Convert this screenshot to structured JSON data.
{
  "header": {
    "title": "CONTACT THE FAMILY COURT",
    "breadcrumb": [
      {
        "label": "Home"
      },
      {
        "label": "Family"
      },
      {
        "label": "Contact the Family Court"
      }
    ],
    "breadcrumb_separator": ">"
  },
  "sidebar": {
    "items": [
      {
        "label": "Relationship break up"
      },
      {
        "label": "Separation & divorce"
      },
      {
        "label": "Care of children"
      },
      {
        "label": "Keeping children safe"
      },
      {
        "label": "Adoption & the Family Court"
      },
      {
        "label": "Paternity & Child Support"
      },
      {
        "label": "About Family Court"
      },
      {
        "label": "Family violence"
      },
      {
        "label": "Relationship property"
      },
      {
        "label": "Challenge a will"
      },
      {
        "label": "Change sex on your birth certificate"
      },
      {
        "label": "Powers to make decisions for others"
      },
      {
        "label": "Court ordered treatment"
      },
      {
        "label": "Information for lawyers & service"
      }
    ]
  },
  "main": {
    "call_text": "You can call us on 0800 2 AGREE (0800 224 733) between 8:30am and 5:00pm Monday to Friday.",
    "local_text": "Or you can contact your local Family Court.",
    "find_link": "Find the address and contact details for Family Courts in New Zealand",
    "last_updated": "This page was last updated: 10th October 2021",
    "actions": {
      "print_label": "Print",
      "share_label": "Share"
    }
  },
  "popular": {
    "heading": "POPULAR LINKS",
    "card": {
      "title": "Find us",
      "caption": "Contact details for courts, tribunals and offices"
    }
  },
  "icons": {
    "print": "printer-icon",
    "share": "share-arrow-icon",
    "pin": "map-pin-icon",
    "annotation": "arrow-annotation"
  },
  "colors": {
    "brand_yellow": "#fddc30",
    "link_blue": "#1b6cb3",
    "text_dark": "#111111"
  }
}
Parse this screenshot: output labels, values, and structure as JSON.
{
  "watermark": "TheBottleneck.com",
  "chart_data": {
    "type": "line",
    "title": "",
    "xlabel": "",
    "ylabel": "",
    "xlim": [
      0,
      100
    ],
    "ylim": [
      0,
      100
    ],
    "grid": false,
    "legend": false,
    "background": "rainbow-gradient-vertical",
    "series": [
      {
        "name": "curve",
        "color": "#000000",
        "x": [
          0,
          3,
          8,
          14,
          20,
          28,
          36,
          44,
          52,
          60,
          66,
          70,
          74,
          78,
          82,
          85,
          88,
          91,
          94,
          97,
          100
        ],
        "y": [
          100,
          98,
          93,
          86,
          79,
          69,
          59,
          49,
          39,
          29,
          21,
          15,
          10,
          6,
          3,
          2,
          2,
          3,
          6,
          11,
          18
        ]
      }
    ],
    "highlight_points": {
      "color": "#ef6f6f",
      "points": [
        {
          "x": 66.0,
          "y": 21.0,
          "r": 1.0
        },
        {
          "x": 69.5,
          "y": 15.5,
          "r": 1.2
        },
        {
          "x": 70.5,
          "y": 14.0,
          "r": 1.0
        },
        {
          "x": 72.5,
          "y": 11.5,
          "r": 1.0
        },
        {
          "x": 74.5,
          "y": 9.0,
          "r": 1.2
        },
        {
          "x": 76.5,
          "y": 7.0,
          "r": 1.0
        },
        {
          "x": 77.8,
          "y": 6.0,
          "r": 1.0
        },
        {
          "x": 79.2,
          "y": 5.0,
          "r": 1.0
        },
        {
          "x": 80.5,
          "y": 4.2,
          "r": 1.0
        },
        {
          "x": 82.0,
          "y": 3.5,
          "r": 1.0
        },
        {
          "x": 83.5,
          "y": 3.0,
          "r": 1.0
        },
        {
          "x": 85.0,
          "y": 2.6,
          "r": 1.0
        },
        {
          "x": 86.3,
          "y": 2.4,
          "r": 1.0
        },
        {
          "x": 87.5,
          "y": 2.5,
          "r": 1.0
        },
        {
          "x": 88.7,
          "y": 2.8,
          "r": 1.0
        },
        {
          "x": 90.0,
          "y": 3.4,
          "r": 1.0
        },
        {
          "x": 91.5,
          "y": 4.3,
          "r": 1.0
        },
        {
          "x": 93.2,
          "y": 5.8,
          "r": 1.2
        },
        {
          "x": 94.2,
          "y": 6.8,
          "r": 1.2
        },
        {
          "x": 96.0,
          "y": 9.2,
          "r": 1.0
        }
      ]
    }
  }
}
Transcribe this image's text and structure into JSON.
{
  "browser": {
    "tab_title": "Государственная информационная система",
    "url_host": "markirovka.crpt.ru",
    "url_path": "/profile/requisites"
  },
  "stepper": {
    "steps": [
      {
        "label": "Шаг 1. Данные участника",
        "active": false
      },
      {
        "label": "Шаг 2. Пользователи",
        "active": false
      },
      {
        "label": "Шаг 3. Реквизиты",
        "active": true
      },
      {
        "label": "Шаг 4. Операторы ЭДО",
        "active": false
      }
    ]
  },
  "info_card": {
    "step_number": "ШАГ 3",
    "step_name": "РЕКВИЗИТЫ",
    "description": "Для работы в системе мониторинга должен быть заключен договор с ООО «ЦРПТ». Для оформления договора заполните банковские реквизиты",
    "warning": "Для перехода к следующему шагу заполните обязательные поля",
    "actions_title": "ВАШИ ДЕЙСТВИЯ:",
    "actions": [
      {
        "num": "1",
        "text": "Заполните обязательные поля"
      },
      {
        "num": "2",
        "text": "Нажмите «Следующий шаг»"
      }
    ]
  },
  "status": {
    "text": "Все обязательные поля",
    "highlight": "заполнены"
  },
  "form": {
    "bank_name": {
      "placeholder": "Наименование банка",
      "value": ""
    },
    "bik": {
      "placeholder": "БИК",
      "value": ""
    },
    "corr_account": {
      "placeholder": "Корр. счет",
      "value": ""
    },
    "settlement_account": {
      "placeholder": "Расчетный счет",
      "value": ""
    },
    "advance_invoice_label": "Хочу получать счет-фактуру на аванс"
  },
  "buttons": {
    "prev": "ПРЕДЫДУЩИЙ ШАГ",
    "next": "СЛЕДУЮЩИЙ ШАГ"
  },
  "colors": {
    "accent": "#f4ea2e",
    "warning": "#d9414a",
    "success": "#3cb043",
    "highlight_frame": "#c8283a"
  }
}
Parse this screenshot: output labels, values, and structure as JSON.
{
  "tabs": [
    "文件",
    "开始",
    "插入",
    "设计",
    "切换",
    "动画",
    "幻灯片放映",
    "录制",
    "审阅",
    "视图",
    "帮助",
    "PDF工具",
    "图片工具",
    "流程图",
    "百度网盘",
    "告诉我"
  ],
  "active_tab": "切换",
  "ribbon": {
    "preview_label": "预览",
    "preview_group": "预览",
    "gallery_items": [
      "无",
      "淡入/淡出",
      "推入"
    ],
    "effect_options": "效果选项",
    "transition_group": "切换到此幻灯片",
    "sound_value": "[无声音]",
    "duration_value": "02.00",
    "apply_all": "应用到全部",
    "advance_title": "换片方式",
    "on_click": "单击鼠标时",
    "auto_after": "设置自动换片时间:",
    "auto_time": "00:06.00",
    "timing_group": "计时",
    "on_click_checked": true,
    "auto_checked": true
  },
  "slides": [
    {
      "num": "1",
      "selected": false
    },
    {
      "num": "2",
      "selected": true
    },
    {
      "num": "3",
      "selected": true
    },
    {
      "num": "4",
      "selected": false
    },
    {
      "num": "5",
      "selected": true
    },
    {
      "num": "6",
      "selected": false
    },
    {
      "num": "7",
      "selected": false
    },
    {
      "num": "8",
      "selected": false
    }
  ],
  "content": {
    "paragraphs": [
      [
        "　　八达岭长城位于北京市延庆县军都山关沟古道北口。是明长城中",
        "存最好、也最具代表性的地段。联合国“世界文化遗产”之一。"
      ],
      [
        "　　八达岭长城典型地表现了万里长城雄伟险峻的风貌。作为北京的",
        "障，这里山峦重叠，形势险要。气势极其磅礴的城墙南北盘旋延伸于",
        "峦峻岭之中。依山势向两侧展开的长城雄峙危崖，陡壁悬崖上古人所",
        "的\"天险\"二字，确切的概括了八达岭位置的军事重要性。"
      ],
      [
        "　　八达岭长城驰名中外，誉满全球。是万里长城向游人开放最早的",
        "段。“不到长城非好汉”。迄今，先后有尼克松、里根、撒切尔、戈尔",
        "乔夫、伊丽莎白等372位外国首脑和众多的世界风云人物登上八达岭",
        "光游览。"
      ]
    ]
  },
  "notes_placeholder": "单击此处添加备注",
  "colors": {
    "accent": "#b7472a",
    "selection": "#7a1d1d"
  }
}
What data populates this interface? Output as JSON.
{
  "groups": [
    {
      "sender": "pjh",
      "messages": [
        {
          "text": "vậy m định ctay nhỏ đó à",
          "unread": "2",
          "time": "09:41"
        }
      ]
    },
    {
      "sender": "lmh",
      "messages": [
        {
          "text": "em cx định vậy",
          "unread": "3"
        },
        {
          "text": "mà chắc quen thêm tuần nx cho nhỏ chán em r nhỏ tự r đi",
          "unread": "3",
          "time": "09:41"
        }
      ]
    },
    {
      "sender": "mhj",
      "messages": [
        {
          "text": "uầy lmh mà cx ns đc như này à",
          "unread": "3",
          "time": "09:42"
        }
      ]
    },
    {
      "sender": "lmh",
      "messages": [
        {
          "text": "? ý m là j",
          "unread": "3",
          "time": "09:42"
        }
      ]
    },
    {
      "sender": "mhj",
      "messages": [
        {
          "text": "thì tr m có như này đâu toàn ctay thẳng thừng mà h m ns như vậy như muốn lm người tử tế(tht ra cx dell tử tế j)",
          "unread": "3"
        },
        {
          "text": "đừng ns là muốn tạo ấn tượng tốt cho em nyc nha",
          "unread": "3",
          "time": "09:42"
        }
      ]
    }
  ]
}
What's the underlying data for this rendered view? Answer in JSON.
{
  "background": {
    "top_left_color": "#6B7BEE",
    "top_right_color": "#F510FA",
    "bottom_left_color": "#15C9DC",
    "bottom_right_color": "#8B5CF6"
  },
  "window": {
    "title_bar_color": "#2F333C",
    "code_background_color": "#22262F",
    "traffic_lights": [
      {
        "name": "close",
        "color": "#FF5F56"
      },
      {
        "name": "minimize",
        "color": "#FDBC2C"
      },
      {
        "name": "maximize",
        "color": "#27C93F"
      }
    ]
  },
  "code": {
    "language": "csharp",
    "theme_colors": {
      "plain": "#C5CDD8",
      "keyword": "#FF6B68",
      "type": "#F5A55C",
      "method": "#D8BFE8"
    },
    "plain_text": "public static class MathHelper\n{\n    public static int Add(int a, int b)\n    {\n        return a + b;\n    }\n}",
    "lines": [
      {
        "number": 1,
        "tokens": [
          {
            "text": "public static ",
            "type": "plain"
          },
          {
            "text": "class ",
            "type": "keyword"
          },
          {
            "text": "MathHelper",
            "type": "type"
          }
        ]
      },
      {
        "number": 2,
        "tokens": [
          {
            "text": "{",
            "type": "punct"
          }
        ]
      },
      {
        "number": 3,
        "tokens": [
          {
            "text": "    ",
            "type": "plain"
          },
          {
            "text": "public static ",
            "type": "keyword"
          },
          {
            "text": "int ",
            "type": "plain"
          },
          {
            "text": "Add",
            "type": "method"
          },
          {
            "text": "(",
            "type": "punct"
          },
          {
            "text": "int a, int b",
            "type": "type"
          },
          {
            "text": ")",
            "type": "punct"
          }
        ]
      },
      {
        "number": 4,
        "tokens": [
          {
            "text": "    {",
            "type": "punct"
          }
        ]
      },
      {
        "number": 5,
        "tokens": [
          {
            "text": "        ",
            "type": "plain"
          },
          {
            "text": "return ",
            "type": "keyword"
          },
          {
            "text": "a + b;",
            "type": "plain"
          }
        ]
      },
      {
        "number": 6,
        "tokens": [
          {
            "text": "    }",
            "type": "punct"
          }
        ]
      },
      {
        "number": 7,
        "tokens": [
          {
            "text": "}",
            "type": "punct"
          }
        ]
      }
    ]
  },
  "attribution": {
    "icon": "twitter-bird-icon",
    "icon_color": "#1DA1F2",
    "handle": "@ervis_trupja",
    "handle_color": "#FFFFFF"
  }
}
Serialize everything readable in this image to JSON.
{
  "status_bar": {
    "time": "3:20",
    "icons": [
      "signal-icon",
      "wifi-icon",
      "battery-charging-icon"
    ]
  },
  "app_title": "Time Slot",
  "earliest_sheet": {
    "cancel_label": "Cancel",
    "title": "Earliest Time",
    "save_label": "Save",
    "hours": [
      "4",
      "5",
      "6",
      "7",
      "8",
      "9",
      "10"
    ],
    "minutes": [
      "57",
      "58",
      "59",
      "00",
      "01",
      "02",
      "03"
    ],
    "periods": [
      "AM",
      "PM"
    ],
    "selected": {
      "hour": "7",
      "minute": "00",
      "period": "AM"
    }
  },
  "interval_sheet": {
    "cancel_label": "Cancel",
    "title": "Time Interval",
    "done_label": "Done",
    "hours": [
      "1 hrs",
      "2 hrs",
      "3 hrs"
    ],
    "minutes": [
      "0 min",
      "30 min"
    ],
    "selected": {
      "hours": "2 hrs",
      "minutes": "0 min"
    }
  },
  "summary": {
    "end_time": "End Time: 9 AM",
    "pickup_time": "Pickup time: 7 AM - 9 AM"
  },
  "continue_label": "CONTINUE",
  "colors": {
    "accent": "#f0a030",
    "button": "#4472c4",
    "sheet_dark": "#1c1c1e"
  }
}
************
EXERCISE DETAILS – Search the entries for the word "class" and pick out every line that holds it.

RESULT FOR THIS EXERCISE –
    "plain_text": "public static class MathHelper\n{\n    public static int Add(int a, int b)\n    {\n        return a + b;\n    }\n}",
            "text": "class ",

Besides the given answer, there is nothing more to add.